Such a development would be warmly welcomed by UKIP leader Nigel Farage, who launched a nationwide advertising campaign on Tuesday in an effort to halt UKIP supporters from making a last-minute retreat to Conservative ranks.

Duncan Smith is one of the Conservative Party’s most prominent eurosceptics, whose former rebellion against ex-Conservative PM John Major over the terms of the EU’s Maastricht Treaty attracted considerable attention.

His appeal to UKIP backers is the most outspoken plea by a senior Tory since the general election campaign kicked off. Addressing Britain’s wider electorate Tuesday, Duncan Smith acknowledged many voters had suffered during the recent economic crisis and ultimately lost faith in “mainstream politics.”

The Work and Pensions Secretary said a further 10 years with Britain’s Conservative Party in power would enable the completion of the party’s economic plan.

“If we stay in power for another 10 years, all I would say is with the welfare reforms to complete, with the economic changes that we’re making, I actually am more optimistic about the future for Britain than I have been in 24 years in politics,” he said.

READ MORE: 14mn Britons will be living in poverty by 2030 – report

Duncan Smith warned, however, that the Tories’ controversial welfare reforms would “hit the buffers” if Labour and the SNP assume power after Thursday.

Labour are still “trapped in a time warp” when it comes to benefit reforms, he added.

In recent years, human rights campaigners and MPs have sharply criticized austere welfare reforms introduced by Duncan Smith such as the benefits cap and the bedroom tax.

Experts warn these policy changes have had a discriminatory and disproportionate impact on society’s most vulnerable, including women attempting to flee abusive partners, ethnic minorities, the disabled, the elderly and children.

Duncan Smith also attracted heavy criticism in April after he suggested renaming zero hour contracts “flexible hours contracts.” Responding to his proposal, Labour said he appeared to be living in a “parallel universe.”

Having previously played a relatively muted role in Britain’s general election campaign, the Work and Pensions Secretary’s message Tuesday will be understood by many as a sign the Conservatives are fearful of losing power on May 7.

Duncan Smith told The Telegraph he was appealing to Britain’s electorate that a vote for UKIP is not an act of protest but rather “like a suicide note.”

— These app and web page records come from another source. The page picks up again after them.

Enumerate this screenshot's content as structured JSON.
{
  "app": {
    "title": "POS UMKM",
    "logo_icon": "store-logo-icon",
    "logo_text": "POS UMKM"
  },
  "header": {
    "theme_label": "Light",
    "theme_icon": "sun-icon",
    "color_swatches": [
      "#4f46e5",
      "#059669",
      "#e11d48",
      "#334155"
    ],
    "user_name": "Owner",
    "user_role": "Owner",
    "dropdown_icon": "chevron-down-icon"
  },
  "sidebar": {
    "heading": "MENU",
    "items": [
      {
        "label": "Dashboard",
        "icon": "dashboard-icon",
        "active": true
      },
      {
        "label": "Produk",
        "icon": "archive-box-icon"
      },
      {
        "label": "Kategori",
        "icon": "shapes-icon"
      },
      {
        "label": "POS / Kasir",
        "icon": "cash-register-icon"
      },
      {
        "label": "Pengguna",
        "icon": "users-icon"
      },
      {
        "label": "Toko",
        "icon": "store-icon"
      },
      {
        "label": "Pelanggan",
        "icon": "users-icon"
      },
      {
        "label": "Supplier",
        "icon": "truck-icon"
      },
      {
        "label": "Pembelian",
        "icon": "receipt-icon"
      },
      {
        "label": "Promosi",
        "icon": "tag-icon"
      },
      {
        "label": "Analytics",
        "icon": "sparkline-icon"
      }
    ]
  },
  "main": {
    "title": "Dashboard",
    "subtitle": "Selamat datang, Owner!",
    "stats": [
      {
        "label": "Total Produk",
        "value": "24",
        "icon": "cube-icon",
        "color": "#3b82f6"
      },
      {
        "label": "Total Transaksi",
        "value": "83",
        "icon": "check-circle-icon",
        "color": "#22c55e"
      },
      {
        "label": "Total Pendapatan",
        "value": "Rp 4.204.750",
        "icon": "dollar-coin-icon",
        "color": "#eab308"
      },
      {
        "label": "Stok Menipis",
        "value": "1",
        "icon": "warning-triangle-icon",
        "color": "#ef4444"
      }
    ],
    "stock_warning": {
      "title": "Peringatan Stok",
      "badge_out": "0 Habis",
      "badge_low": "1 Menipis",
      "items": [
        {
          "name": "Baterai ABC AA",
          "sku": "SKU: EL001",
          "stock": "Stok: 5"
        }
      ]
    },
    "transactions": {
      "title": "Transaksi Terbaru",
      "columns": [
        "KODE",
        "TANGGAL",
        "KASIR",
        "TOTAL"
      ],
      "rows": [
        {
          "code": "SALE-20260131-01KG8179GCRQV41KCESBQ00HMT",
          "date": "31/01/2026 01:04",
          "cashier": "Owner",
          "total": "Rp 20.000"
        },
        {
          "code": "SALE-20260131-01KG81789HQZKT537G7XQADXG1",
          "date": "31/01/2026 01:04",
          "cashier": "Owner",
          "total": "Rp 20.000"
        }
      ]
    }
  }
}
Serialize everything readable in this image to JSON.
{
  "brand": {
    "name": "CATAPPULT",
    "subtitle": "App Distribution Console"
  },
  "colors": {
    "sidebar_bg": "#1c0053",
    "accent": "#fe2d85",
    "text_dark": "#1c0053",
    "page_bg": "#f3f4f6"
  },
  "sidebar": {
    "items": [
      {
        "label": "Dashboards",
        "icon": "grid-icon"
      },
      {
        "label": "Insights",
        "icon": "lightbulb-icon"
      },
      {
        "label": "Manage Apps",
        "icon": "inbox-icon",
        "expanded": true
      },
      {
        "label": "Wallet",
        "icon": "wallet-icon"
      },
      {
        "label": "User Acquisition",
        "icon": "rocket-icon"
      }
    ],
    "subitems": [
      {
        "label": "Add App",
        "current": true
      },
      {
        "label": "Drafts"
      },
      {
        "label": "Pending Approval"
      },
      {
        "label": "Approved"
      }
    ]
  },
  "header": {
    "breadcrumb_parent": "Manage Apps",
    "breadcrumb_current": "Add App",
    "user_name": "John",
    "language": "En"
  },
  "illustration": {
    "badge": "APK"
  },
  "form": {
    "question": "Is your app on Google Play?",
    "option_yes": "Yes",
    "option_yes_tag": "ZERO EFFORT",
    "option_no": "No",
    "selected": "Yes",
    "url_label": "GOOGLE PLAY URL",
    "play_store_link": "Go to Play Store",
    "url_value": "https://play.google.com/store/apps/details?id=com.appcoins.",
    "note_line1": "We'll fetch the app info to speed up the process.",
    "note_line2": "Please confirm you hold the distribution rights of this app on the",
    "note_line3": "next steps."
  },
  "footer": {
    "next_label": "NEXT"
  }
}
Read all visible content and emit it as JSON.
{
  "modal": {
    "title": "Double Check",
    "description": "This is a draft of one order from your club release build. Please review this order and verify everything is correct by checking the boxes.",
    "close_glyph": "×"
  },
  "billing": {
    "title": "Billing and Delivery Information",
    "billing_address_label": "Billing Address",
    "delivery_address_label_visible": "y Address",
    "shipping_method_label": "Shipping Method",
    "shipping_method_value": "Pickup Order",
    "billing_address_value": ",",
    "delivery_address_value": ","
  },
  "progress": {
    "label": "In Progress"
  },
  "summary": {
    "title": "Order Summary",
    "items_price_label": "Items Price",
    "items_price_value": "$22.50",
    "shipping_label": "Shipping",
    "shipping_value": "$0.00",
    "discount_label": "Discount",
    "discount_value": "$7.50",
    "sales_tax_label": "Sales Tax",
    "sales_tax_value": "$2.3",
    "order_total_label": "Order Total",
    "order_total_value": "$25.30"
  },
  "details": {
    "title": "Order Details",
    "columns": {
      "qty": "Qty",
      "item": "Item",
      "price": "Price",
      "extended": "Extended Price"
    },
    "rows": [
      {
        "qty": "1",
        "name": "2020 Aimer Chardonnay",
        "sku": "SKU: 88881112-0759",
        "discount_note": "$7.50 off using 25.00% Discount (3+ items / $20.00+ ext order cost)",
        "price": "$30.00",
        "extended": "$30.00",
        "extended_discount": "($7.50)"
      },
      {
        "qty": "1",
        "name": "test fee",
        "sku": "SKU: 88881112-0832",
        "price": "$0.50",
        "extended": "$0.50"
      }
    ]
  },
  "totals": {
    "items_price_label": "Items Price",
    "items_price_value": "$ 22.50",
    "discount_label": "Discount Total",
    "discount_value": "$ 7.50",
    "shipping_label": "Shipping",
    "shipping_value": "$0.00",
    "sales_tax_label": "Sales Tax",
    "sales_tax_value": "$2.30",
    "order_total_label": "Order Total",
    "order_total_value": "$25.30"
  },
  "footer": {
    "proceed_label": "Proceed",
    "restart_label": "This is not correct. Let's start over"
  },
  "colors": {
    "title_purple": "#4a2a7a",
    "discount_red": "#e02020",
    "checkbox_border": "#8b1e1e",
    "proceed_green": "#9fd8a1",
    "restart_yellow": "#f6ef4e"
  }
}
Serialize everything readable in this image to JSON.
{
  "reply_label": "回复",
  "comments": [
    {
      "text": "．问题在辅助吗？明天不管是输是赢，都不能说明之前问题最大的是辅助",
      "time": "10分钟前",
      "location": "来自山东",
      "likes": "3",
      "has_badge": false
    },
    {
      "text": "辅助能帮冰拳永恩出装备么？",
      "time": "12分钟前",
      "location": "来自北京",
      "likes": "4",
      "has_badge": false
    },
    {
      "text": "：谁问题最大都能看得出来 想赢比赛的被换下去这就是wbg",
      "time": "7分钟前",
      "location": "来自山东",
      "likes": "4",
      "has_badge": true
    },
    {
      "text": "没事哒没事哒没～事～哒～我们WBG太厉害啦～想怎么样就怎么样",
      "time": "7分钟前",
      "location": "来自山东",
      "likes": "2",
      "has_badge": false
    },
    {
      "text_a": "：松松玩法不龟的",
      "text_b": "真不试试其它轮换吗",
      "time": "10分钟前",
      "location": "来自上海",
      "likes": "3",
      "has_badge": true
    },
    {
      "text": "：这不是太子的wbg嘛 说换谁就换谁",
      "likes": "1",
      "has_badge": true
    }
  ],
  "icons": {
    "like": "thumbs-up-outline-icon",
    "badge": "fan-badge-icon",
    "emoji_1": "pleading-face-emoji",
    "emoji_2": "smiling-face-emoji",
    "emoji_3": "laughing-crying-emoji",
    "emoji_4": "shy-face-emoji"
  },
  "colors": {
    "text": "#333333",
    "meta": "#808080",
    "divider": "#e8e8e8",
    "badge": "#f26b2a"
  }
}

“The last thing I always say to UKIP people on the doorstep – and it’s very simple – is that for 24 years I have campaigned for a referendum on the European Union,” he said.

READ MORE: ‘Damning revelation’: Cuts to disability benefits ‘killed 60’ in 3 years – report

Duncan Smith went on to say Britain’s electorate have long wanted a referendum on Britain’s EU membership. He said a failure to vote for the Tories on Thursday amounts to the sacrifice of such a referendum – a development that will not be forgiven.

On Tuesday, PM David Cameron will embark on a 36-hour tour of the UK in advance of Thursday’s vote in an effort to increase Tory support in scores of constituencies that could propel his party toward an electoral victory.

In a campaign rally, the PM will encourage people voting for UKIP or the Liberal Democrats to back the Tories instead, and avoid the “chaos” a Labour government dependent on “back-room deals, bribes and ransom notes” would reap.

Cameron’s tour will pass through dozens of locations in London, the Midlands, the South West, North West, Wales and Scotland.

Chancellor of the Exchequer George Osborne will also travel through target constituencies in a bid to woo voters ahead of May 7.

Both PM David Cameron and Deputy PM Nick Clegg are heavily focused on how to cling to power in the event the outgoing coalition government forfeits its Commons majority.

Polls across the country consistently suggest a hung parliament is likely, with the Conservatives predicted to win slightly more seats than Labour. Analysts argue the Liberal Democrats’ loss of a considerable share of seats will mean another Conservative-Lib Dem coalition will not secure a majority in the Commons.

In such a scenario, observers predict Cameron will insist on remaining in Downing Street rather than allow Labour the opportunity to form a government.